Matthias Gnewuch & Klaus Wohlrabe, 2017. "Title characteristics and citations in economics," Scientometrics, Springer;Akadémiai Kiadó, vol. 110(3), pages 1573-1578, March.
Iman Tahamtan & Lutz Bornmann, 2019. "What do citation counts measure? An updated review of studies on citations in scientific documents published between 2006 and 2018," Scientometrics, Springer;Akadémiai Kiadó, vol. 121(3), pages 1635-1684, December.
Thank you very much for these detailed comments and suggestions. Based on these, the following points have been added to the article.Reference to Tahantam and Bornmann 2019 added. Analyses of topics and citations are not uncommon to other disciplines, but have only been done in one other published case for planning (Stevens et al). Reference to Bornmann and Wohlrabe 2019 added. How topics were identified in Table 1 has been described in the methods section (Nvivo thematic analysis). Topics and article types somewhat mixed (e.g., issue with "analysis" as a topic). This is an artifact of the thematic analysis used for topic identification. Clarification on Figure 1 related to multiple labels has been added. Planning faculty with GS profiles are more highly cited compared to all planning faculty. This may be a source of bias, but the interest was in identifying the most highly cited, so this should not under-represent certain (highly cited) scholars. The focus is on what current urban planning faculty/scholars are publishing. Non-planners contribute to the planning literature, but the interest is in what those in planning faculty positions are publishing. In other words, what are planning programs (i.e., faculty) interested in. A limitation has been added about title and journal characteristics that have not been controlled for in determining citations per topic.
Reviewer 2 Report
The article is improved tremendously
Thank you again for your comments.
Reviewer 3 Report
Thanks for the revision.

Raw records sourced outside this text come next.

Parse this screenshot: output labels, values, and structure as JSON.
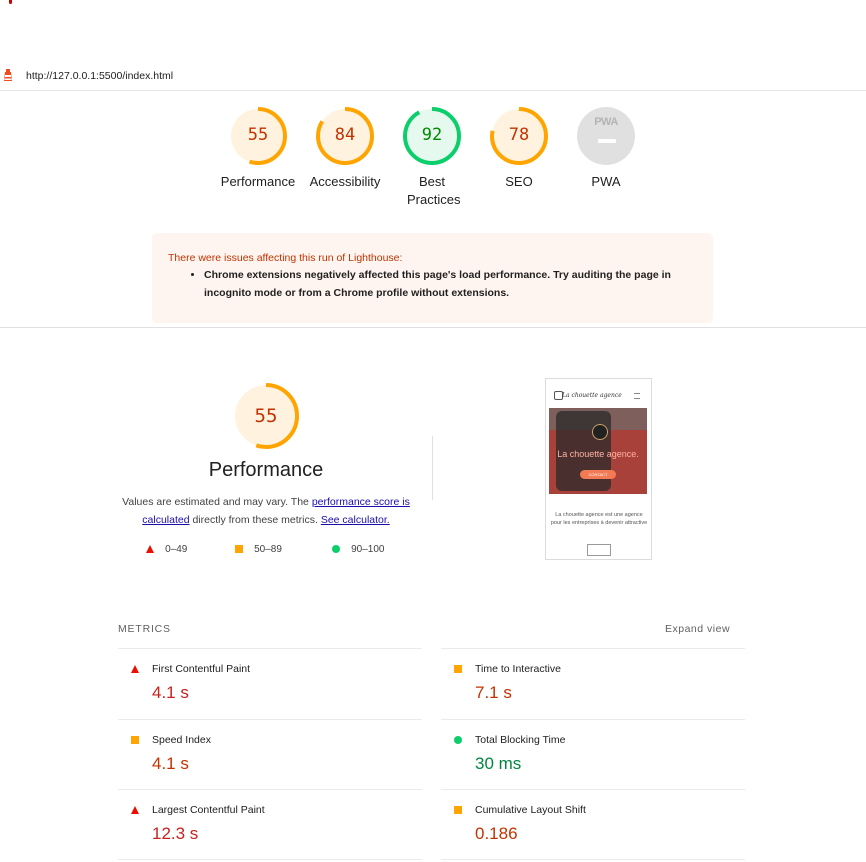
{
  "url": "http://127.0.0.1:5500/index.html",
  "gauges": [
    {
      "score": "55",
      "label": "Performance",
      "fraction": 0.55,
      "color": "#ffa400"
    },
    {
      "score": "84",
      "label": "Accessibility",
      "fraction": 0.84,
      "color": "#ffa400"
    },
    {
      "score": "92",
      "label": "Best Practices",
      "fraction": 0.92,
      "color": "#0cce6b"
    },
    {
      "score": "78",
      "label": "SEO",
      "fraction": 0.78,
      "color": "#ffa400"
    },
    {
      "score": "PWA",
      "label": "PWA",
      "fraction": 0,
      "color": "#e0e0e0"
    }
  ],
  "warning": {
    "title": "There were issues affecting this run of Lighthouse:",
    "item": "Chrome extensions negatively affected this page's load performance. Try auditing the page in incognito mode or from a Chrome profile without extensions."
  },
  "performance": {
    "score": "55",
    "fraction": 0.55,
    "title": "Performance",
    "desc_prefix": "Values are estimated and may vary. The ",
    "link1": "performance score is calculated",
    "desc_middle": " directly from these metrics. ",
    "link2": "See calculator."
  },
  "scale": {
    "fail": "0–49",
    "average": "50–89",
    "pass": "90–100"
  },
  "thumbnail": {
    "logo": "La chouette agence",
    "hero_text": "La chouette agence.",
    "button": "CONTACT",
    "body": "La chouette agence est une agence pour les entreprises à devenir attractive"
  },
  "metrics": {
    "header": "METRICS",
    "expand": "Expand view",
    "items": [
      {
        "label": "First Contentful Paint",
        "value": "4.1 s",
        "status": "fail"
      },
      {
        "label": "Time to Interactive",
        "value": "7.1 s",
        "status": "average"
      },
      {
        "label": "Speed Index",
        "value": "4.1 s",
        "status": "average"
      },
      {
        "label": "Total Blocking Time",
        "value": "30 ms",
        "status": "pass"
      },
      {
        "label": "Largest Contentful Paint",
        "value": "12.3 s",
        "status": "fail"
      },
      {
        "label": "Cumulative Layout Shift",
        "value": "0.186",
        "status": "average"
      }
    ]
  }
}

Please cite Bornmann and Wohlrabe (2019) correctly as stated in my report. It is 2019 and not 2017, furthermore the issue and the journal pages must be corrected.
Thank you again for your great comments.